━━━━━ RECORD SET
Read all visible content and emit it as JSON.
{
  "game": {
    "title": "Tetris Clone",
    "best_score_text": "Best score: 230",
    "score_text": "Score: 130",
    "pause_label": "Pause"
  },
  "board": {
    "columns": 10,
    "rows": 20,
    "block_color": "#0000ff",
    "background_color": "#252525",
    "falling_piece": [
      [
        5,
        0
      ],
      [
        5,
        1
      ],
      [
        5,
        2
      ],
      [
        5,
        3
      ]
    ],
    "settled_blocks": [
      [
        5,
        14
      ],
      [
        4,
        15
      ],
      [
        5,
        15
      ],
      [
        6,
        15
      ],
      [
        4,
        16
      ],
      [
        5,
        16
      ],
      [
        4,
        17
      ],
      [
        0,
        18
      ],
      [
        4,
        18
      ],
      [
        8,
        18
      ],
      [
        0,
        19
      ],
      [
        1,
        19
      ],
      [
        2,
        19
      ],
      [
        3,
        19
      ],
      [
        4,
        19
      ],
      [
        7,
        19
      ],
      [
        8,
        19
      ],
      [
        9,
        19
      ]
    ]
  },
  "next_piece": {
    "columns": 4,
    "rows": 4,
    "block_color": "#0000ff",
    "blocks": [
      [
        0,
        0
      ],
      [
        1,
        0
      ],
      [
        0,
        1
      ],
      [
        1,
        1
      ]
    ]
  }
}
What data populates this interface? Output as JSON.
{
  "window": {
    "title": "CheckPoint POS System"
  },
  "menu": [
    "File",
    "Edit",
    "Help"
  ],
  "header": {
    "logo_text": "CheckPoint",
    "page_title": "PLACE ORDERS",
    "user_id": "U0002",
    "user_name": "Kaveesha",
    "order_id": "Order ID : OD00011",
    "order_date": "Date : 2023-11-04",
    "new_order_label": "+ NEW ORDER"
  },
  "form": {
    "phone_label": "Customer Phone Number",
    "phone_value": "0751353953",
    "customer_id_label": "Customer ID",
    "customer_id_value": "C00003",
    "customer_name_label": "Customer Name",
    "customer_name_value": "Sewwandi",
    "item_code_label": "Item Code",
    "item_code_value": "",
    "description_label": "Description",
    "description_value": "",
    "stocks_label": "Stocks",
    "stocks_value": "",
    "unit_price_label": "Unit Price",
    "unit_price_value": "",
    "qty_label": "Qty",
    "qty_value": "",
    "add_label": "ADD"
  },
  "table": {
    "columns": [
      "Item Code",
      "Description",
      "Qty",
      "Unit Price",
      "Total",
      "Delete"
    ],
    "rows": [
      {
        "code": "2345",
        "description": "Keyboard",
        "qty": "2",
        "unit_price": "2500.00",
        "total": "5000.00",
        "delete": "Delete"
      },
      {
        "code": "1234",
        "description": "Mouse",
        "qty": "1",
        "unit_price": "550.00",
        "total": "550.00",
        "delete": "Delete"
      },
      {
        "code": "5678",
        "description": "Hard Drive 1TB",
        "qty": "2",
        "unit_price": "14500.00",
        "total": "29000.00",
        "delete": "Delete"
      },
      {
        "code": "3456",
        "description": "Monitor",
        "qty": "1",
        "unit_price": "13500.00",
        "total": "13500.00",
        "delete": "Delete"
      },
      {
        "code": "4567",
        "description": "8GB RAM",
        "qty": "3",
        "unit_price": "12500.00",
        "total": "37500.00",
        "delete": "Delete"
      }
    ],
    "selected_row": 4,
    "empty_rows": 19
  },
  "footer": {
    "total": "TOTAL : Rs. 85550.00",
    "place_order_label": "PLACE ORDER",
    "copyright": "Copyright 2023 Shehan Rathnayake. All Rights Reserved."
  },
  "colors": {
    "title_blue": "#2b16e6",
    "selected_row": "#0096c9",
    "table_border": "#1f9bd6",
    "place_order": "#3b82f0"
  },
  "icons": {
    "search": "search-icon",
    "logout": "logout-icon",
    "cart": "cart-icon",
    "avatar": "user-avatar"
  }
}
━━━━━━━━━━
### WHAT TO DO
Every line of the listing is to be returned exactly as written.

### RESPONSE
Read all visible content and emit it as JSON.
{
  "game": {
    "title": "Tetris Clone",
    "best_score_text": "Best score: 230",
    "score_text": "Score: 130",
    "pause_label": "Pause"
  },
  "board": {
    "columns": 10,
    "rows": 20,
    "block_color": "#0000ff",
    "background_color": "#252525",
    "falling_piece": [
      [
        5,
        0
      ],
      [
        5,
        1
      ],
      [
        5,
        2
      ],
      [
        5,
        3
      ]
    ],
    "settled_blocks": [
      [
        5,
        14
      ],
      [
        4,
        15
      ],
      [
        5,
        15
      ],
      [
        6,
        15
      ],
      [
        4,
        16
      ],
      [
        5,
        16
      ],
      [
        4,
        17
      ],
      [
        0,
        18
      ],
      [
        4,
        18
      ],
      [
        8,
        18
      ],
      [
        0,
        19
      ],
      [
        1,
        19
      ],
      [
        2,
        19
      ],
      [
        3,
        19
      ],
      [
        4,
        19
      ],
      [
        7,
        19
      ],
      [
        8,
        19
      ],
      [
        9,
        19
      ]
    ]
  },
  "next_piece": {
    "columns": 4,
    "rows": 4,
    "block_color": "#0000ff",
    "blocks": [
      [
        0,
        0
      ],
      [
        1,
        0
      ],
      [
        0,
        1
      ],
      [
        1,
        1
      ]
    ]
  }
}
What data populates this interface? Output as JSON.
{
  "window": {
    "title": "CheckPoint POS System"
  },
  "menu": [
    "File",
    "Edit",
    "Help"
  ],
  "header": {
    "logo_text": "CheckPoint",
    "page_title": "PLACE ORDERS",
    "user_id": "U0002",
    "user_name": "Kaveesha",
    "order_id": "Order ID : OD00011",
    "order_date": "Date : 2023-11-04",
    "new_order_label": "+ NEW ORDER"
  },
  "form": {
    "phone_label": "Customer Phone Number",
    "phone_value": "0751353953",
    "customer_id_label": "Customer ID",
    "customer_id_value": "C00003",
    "customer_name_label": "Customer Name",
    "customer_name_value": "Sewwandi",
    "item_code_label": "Item Code",
    "item_code_value": "",
    "description_label": "Description",
    "description_value": "",
    "stocks_label": "Stocks",
    "stocks_value": "",
    "unit_price_label": "Unit Price",
    "unit_price_value": "",
    "qty_label": "Qty",
    "qty_value": "",
    "add_label": "ADD"
  },
  "table": {
    "columns": [
      "Item Code",
      "Description",
      "Qty",
      "Unit Price",
      "Total",
      "Delete"
    ],
    "rows": [
      {
        "code": "2345",
        "description": "Keyboard",
        "qty": "2",
        "unit_price": "2500.00",
        "total": "5000.00",
        "delete": "Delete"
      },
      {
        "code": "1234",
        "description": "Mouse",
        "qty": "1",
        "unit_price": "550.00",
        "total": "550.00",
        "delete": "Delete"
      },
      {
        "code": "5678",
        "description": "Hard Drive 1TB",
        "qty": "2",
        "unit_price": "14500.00",
        "total": "29000.00",
        "delete": "Delete"
      },
      {
        "code": "3456",
        "description": "Monitor",
        "qty": "1",
        "unit_price": "13500.00",
        "total": "13500.00",
        "delete": "Delete"
      },
      {
        "code": "4567",
        "description": "8GB RAM",
        "qty": "3",
        "unit_price": "12500.00",
        "total": "37500.00",
        "delete": "Delete"
      }
    ],
    "selected_row": 4,
    "empty_rows": 19
  },
  "footer": {
    "total": "TOTAL : Rs. 85550.00",
    "place_order_label": "PLACE ORDER",
    "copyright": "Copyright 2023 Shehan Rathnayake. All Rights Reserved."
  },
  "colors": {
    "title_blue": "#2b16e6",
    "selected_row": "#0096c9",
    "table_border": "#1f9bd6",
    "place_order": "#3b82f0"
  },
  "icons": {
    "search": "search-icon",
    "logout": "logout-icon",
    "cart": "cart-icon",
    "avatar": "user-avatar"
  }
}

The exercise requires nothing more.